Restate the entries below in full, exactly as they read, but without pictures.

[Element data from apps and pages]
_ _ _ _ _
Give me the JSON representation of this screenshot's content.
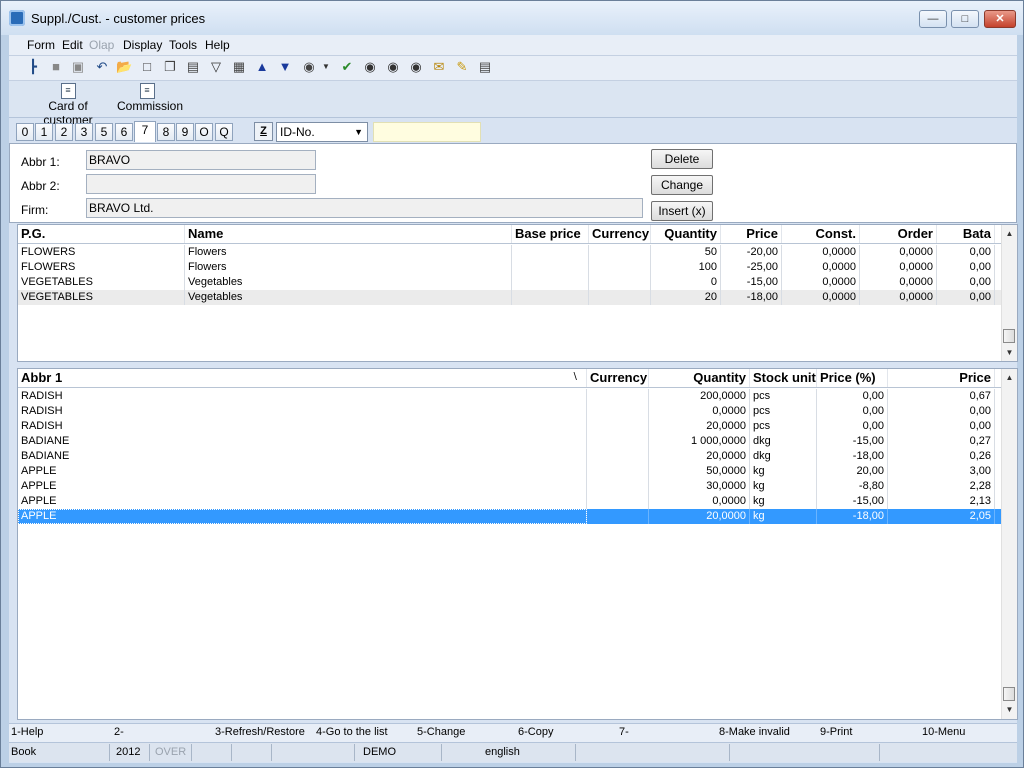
{
  "window": {
    "title": "Suppl./Cust. - customer prices"
  },
  "menu": {
    "items": [
      "Form",
      "Edit",
      "Olap",
      "Display",
      "Tools",
      "Help"
    ]
  },
  "toolbar2": {
    "card_of_customer": "Card of customer",
    "commission": "Commission"
  },
  "tabs": [
    "0",
    "1",
    "2",
    "3",
    "5",
    "6",
    "7",
    "8",
    "9",
    "O",
    "Q"
  ],
  "active_tab": "7",
  "filter": {
    "z_label": "Z",
    "select_value": "ID-No."
  },
  "form": {
    "abbr1_label": "Abbr 1:",
    "abbr1_value": "BRAVO",
    "abbr2_label": "Abbr 2:",
    "abbr2_value": "",
    "firm_label": "Firm:",
    "firm_value": "BRAVO Ltd.",
    "delete_label": "Delete",
    "change_label": "Change",
    "insert_label": "Insert (x)"
  },
  "grid1": {
    "headers": [
      "P.G.",
      "Name",
      "Base price",
      "Currency",
      "Quantity",
      "Price",
      "Const.",
      "Order",
      "Bata"
    ],
    "rows": [
      [
        "FLOWERS",
        "Flowers",
        "",
        "",
        "50",
        "-20,00",
        "0,0000",
        "0,0000",
        "0,00"
      ],
      [
        "FLOWERS",
        "Flowers",
        "",
        "",
        "100",
        "-25,00",
        "0,0000",
        "0,0000",
        "0,00"
      ],
      [
        "VEGETABLES",
        "Vegetables",
        "",
        "",
        "0",
        "-15,00",
        "0,0000",
        "0,0000",
        "0,00"
      ],
      [
        "VEGETABLES",
        "Vegetables",
        "",
        "",
        "20",
        "-18,00",
        "0,0000",
        "0,0000",
        "0,00"
      ]
    ]
  },
  "grid2": {
    "headers": [
      "Abbr 1",
      "Currency",
      "Quantity",
      "Stock unit",
      "Price (%)",
      "Price"
    ],
    "rows": [
      [
        "RADISH",
        "",
        "200,0000",
        "pcs",
        "0,00",
        "0,67"
      ],
      [
        "RADISH",
        "",
        "0,0000",
        "pcs",
        "0,00",
        "0,00"
      ],
      [
        "RADISH",
        "",
        "20,0000",
        "pcs",
        "0,00",
        "0,00"
      ],
      [
        "BADIANE",
        "",
        "1 000,0000",
        "dkg",
        "-15,00",
        "0,27"
      ],
      [
        "BADIANE",
        "",
        "20,0000",
        "dkg",
        "-18,00",
        "0,26"
      ],
      [
        "APPLE",
        "",
        "50,0000",
        "kg",
        "20,00",
        "3,00"
      ],
      [
        "APPLE",
        "",
        "30,0000",
        "kg",
        "-8,80",
        "2,28"
      ],
      [
        "APPLE",
        "",
        "0,0000",
        "kg",
        "-15,00",
        "2,13"
      ],
      [
        "APPLE",
        "",
        "20,0000",
        "kg",
        "-18,00",
        "2,05"
      ]
    ]
  },
  "fkeys": [
    "1-Help",
    "2-",
    "3-Refresh/Restore",
    "4-Go to the list",
    "5-Change",
    "6-Copy",
    "7-",
    "8-Make invalid",
    "9-Print",
    "10-Menu"
  ],
  "status": {
    "book": "Book",
    "year": "2012",
    "over": "OVER",
    "db": "DEMO",
    "lang": "english"
  },
  "colors": {
    "selection": "#3399ff",
    "accent": "#2a6cb8"
  }
}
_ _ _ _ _
▶ **Exercise output**
Give me the JSON representation of this screenshot's content.
{
  "window": {
    "title": "Suppl./Cust. - customer prices"
  },
  "menu": {
    "items": [
      "Form",
      "Edit",
      "Olap",
      "Display",
      "Tools",
      "Help"
    ]
  },
  "toolbar2": {
    "card_of_customer": "Card of customer",
    "commission": "Commission"
  },
  "tabs": [
    "0",
    "1",
    "2",
    "3",
    "5",
    "6",
    "7",
    "8",
    "9",
    "O",
    "Q"
  ],
  "active_tab": "7",
  "filter": {
    "z_label": "Z",
    "select_value": "ID-No."
  },
  "form": {
    "abbr1_label": "Abbr 1:",
    "abbr1_value": "BRAVO",
    "abbr2_label": "Abbr 2:",
    "abbr2_value": "",
    "firm_label": "Firm:",
    "firm_value": "BRAVO Ltd.",
    "delete_label": "Delete",
    "change_label": "Change",
    "insert_label": "Insert (x)"
  },
  "grid1": {
    "headers": [
      "P.G.",
      "Name",
      "Base price",
      "Currency",
      "Quantity",
      "Price",
      "Const.",
      "Order",
      "Bata"
    ],
    "rows": [
      [
        "FLOWERS",
        "Flowers",
        "",
        "",
        "50",
        "-20,00",
        "0,0000",
        "0,0000",
        "0,00"
      ],
      [
        "FLOWERS",
        "Flowers",
        "",
        "",
        "100",
        "-25,00",
        "0,0000",
        "0,0000",
        "0,00"
      ],
      [
        "VEGETABLES",
        "Vegetables",
        "",
        "",
        "0",
        "-15,00",
        "0,0000",
        "0,0000",
        "0,00"
      ],
      [
        "VEGETABLES",
        "Vegetables",
        "",
        "",
        "20",
        "-18,00",
        "0,0000",
        "0,0000",
        "0,00"
      ]
    ]
  },
  "grid2": {
    "headers": [
      "Abbr 1",
      "Currency",
      "Quantity",
      "Stock unit",
      "Price (%)",
      "Price"
    ],
    "rows": [
      [
        "RADISH",
        "",
        "200,0000",
        "pcs",
        "0,00",
        "0,67"
      ],
      [
        "RADISH",
        "",
        "0,0000",
        "pcs",
        "0,00",
        "0,00"
      ],
      [
        "RADISH",
        "",
        "20,0000",
        "pcs",
        "0,00",
        "0,00"
      ],
      [
        "BADIANE",
        "",
        "1 000,0000",
        "dkg",
        "-15,00",
        "0,27"
      ],
      [
        "BADIANE",
        "",
        "20,0000",
        "dkg",
        "-18,00",
        "0,26"
      ],
      [
        "APPLE",
        "",
        "50,0000",
        "kg",
        "20,00",
        "3,00"
      ],
      [
        "APPLE",
        "",
        "30,0000",
        "kg",
        "-8,80",
        "2,28"
      ],
      [
        "APPLE",
        "",
        "0,0000",
        "kg",
        "-15,00",
        "2,13"
      ],
      [
        "APPLE",
        "",
        "20,0000",
        "kg",
        "-18,00",
        "2,05"
      ]
    ]
  },
  "fkeys": [
    "1-Help",
    "2-",
    "3-Refresh/Restore",
    "4-Go to the list",
    "5-Change",
    "6-Copy",
    "7-",
    "8-Make invalid",
    "9-Print",
    "10-Menu"
  ],
  "status": {
    "book": "Book",
    "year": "2012",
    "over": "OVER",
    "db": "DEMO",
    "lang": "english"
  },
  "colors": {
    "selection": "#3399ff",
    "accent": "#2a6cb8"
  }
}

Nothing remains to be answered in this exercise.